Dataset rows describing interfaces
++++++++++++++++++++
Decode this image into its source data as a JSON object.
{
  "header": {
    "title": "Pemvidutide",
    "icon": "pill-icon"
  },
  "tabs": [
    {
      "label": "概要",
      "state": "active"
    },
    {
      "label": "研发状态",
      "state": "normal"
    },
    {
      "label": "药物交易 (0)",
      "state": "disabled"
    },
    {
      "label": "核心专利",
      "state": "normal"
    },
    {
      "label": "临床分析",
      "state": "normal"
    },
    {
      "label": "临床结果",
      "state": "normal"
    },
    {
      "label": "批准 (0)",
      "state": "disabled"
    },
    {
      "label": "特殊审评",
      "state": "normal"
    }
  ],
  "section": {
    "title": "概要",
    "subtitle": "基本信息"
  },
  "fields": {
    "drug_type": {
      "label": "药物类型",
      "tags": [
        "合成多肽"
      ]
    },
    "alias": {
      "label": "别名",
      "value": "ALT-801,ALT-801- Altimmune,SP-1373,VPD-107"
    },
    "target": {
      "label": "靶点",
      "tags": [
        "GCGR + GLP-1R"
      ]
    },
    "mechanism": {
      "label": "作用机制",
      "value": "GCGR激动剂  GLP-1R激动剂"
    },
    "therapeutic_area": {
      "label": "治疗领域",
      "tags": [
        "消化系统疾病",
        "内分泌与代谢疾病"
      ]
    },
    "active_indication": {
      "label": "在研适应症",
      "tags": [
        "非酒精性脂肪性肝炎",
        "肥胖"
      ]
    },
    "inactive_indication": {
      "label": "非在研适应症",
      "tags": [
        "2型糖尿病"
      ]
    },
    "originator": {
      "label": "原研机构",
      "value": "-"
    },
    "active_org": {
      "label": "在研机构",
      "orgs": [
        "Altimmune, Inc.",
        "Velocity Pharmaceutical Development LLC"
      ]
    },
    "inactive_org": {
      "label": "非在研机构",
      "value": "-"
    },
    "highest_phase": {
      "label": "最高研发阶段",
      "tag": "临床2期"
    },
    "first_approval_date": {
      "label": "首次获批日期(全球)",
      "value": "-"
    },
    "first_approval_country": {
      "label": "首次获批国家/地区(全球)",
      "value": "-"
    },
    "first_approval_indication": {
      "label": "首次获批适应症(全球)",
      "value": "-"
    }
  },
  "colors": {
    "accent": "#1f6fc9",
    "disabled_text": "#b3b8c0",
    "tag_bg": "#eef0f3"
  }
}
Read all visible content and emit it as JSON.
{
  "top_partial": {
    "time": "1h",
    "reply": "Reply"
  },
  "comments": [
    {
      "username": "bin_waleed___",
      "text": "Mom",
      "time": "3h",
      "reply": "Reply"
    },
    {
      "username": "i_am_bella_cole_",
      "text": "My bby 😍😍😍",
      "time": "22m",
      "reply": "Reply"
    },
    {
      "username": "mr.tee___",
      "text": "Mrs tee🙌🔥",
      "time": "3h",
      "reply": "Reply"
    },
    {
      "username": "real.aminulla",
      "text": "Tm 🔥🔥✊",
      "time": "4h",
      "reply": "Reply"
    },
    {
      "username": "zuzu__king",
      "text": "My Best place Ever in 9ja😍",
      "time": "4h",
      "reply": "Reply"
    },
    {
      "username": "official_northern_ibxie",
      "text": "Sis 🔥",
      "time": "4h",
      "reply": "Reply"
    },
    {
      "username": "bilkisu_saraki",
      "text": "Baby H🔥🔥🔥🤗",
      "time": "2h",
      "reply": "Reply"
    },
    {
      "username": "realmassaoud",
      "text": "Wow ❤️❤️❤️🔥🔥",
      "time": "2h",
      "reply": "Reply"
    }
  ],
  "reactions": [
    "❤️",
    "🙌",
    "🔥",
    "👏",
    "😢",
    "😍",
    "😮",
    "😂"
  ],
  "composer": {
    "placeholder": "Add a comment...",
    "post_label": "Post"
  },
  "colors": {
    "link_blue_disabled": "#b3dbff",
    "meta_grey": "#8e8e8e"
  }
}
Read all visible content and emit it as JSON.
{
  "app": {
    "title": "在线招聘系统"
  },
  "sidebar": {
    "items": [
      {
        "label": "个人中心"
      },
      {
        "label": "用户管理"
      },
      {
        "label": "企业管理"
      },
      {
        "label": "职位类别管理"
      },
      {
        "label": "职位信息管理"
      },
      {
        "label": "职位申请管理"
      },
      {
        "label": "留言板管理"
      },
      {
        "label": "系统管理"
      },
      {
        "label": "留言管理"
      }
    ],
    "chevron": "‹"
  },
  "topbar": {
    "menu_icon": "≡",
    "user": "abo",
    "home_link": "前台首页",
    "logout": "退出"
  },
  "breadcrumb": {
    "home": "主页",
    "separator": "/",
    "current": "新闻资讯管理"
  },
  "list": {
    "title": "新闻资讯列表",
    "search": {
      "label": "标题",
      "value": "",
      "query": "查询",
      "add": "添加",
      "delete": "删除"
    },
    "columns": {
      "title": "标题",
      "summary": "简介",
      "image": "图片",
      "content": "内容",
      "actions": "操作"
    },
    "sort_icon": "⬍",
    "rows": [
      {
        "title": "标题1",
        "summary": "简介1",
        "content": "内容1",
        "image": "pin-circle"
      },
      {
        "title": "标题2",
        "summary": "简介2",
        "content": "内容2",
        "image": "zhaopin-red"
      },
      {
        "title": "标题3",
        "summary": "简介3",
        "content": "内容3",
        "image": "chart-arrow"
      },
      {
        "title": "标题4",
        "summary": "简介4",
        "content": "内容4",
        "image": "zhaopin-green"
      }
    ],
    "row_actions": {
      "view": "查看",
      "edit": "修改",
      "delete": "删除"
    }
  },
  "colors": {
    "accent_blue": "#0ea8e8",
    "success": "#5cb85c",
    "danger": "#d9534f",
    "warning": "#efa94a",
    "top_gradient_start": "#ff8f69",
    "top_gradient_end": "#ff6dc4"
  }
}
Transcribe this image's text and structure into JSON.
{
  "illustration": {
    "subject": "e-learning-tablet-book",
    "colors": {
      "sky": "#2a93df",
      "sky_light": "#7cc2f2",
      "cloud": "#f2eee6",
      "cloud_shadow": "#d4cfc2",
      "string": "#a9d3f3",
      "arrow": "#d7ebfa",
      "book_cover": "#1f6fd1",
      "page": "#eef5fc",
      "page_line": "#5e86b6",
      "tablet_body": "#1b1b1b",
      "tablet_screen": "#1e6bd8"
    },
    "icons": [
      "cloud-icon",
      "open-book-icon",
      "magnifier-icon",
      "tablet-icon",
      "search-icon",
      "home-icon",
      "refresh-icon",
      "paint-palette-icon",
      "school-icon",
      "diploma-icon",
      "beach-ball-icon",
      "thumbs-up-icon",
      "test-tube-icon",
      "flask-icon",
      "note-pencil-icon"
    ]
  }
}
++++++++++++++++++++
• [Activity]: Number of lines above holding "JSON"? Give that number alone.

• [Task answer]: 4